=== Begin Enclosure ===

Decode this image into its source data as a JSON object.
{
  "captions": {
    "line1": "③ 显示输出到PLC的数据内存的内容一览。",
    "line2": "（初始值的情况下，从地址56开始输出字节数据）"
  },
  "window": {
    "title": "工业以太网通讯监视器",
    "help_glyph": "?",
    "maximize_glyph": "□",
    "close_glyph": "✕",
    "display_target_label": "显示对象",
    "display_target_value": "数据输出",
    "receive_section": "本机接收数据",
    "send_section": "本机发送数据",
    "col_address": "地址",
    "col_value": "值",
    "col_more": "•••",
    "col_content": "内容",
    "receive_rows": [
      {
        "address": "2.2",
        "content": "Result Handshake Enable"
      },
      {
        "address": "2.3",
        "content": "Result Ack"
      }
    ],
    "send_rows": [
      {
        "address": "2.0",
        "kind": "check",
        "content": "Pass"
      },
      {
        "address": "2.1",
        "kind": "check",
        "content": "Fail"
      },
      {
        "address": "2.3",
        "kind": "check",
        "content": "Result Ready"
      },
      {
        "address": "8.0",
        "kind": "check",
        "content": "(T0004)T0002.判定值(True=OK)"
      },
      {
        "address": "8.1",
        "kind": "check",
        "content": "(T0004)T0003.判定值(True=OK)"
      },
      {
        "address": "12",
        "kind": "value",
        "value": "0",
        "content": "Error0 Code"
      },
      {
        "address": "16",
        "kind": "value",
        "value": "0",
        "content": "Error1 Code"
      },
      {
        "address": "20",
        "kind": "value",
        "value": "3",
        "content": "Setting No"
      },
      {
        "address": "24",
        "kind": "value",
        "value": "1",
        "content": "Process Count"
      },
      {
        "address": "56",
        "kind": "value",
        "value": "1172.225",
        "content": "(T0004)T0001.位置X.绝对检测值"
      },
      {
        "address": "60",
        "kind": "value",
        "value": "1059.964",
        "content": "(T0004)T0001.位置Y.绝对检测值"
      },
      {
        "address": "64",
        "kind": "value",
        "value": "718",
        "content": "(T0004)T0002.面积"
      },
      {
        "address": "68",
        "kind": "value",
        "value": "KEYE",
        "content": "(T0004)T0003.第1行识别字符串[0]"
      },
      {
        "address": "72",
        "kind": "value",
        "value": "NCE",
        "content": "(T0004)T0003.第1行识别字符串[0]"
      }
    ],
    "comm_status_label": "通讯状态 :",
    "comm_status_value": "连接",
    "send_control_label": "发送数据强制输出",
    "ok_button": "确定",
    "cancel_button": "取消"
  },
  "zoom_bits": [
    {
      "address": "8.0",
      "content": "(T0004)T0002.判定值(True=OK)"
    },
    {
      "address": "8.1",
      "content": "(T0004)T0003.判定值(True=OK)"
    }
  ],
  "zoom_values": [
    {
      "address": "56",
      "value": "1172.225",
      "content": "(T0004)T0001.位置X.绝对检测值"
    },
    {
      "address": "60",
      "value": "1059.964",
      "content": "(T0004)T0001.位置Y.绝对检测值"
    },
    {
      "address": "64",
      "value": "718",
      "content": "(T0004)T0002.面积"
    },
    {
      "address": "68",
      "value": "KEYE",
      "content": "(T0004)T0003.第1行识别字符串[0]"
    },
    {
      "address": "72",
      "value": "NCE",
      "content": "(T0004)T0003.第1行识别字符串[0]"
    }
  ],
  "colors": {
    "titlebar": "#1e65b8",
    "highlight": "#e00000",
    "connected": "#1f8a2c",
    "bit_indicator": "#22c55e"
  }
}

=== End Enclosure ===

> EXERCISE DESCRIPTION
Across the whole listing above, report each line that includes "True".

> ANSWER SECTION
        "content": "(T0004)T0002.判定值(True=OK)"
        "content": "(T0004)T0003.判定值(True=OK)"
      "content": "(T0004)T0002.判定值(True=OK)"
      "content": "(T0004)T0003.判定值(True=OK)"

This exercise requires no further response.